When asked about the cause of the increase, Bjorkman mentioned drug use and singled out one drug in particular: highly-addictive methamphetamine.
"We are in the midst of a drug-addiction epidemic," Bjorkman said.
Statewide, felony charges are on the rise, with 6,495 filed in the first six months of this year, compared with 9,838 total in 2014, on pace for an increase of more than 25 percent.
Counties are seeing increases across the state, but few face a growth rate comparable to Davison County's. Other counties of note are Brookings with 176 in the first six months of 2016 and 194 in all of 2014; Butte with 107 and 127; Charles Mix with 107 and 122; Codington with 351 and 389; Gregory with 15 and 17; Hughes with 207 and 248; Lake with 65 and 75; Mellette with 14 and 18; Sanborn with 9 and 11; and Tripp with 42 and 52.
The 2016 numbers have already equaled the 2014 total in two counties - Hutchinson, 12, and McCook, 17 - and have topped the 2014 total in two more - Oglala Lakota and Sully, each with 6 in 2016 and 5 in 2014.
In 2015, felony filings throughout the state rose on average, totaling 11,308 by year's end, including in Davison County, which saw 304 filings all year.
As part of the Public Safety Improvement Act, lawmakers added a code to South Dakota law specifically for drug ingestion, in which an illegal substance is detected in a person's body through drug testing. Previously, this would have been recorded as possession, but many drug users are now charged with both possession and drug ingestion.
But Bjorkman attributed more than three-fourths of the statewide increase in felonies to drug-possession convictions, and all felony charges in a single case are heard in court on the same day, so a person charged facing two or more felony drug charges could appear in court for the same number of, or even fewer, days than a person with one charge.
In fact, possession charges have recently skyrocketed in Davison County and make up the bulk of drug charges.
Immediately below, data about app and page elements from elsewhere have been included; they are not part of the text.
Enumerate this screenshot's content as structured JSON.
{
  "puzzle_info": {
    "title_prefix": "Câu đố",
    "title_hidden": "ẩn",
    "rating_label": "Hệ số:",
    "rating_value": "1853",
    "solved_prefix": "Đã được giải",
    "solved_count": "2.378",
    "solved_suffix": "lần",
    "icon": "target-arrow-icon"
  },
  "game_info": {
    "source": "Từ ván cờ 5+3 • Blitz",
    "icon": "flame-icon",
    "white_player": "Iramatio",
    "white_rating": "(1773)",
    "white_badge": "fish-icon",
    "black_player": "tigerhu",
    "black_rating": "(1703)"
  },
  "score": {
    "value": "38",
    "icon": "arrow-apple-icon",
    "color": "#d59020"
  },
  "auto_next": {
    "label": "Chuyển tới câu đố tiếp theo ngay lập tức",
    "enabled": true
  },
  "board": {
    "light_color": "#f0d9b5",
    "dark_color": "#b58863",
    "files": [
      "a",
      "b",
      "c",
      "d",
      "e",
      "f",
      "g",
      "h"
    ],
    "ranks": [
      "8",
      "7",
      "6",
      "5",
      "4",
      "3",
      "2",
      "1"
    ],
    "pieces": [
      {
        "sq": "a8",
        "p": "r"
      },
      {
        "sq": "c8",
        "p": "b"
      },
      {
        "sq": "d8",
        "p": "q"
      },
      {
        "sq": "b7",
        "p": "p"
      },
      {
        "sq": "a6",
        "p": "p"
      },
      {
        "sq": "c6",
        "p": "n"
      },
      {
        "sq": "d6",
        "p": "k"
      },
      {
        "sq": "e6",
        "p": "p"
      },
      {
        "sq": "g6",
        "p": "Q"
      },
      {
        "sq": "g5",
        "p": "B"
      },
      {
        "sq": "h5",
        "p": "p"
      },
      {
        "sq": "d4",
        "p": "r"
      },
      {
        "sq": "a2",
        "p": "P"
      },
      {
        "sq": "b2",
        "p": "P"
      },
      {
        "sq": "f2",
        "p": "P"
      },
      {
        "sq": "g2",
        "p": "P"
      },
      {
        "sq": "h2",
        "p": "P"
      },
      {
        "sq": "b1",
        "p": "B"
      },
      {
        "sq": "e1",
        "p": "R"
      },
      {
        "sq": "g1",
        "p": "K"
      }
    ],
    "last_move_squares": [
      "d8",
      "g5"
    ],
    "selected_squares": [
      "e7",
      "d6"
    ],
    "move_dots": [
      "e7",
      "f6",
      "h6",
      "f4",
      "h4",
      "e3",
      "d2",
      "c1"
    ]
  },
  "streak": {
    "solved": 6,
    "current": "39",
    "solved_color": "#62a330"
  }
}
From Jan. 1 to June 30, there have been 152 felony possession charges in Davison County and 66 ingestion charges, more than all of 2015 with 133 possession and 56 ingestion charges from January through December.
The numbers have increased over the past few years, with 87 possession and 57 ingestion in 2014 and 26 possession and 9 ingestion in 2013, the year the Public Safety Improvement Act took effect.
Prior to that, Davison County saw 53 possession charges in 2012, 51 in 2011 and 39 in 2010.
Bjorkman said drugs and other crimes take a heavy toll on children, who often become victims in abuse and neglect cases or turn to crime themselves and appear in juvenile court.
"While the public seldom hears about much of this because abuse and neglect and juvenile proceedings are closed to the public, the increased drug use, particularly meth use, is having a profound impact on families in the community," Bjorkman said.
However, Bjorkman sees the felony rise as part of a broader picture that has led the United States to incarcerate 2.3 million people, the most in the world and a higher percentage of the population than any other developed nation.
The trend remains true in South Dakota, which houses 3,700 inmates in its prisons, a nearly 750 percent increase from the 500 housed in 1980, Bjorkman said. More than two-thirds lack a high school diploma, and 93 percent of women and 85 percent of men in South Dakota prisons have been diagnosed with substance dependence or abuse, and a substantial number have a co-occurring mental disorder.
While Davison County's extra circuit court hearings may be here to stay, judges and attorneys are not the only ones who are affected.
"The increased felony numbers have had an impact all through the administration of justice," Bjorkman said. "It has placed added pressure on law enforcement, the jail, attorneys who represent the defendants, treatment providers across the area, and particularly probation officers who must supervise the increased numbers of offenders in the community."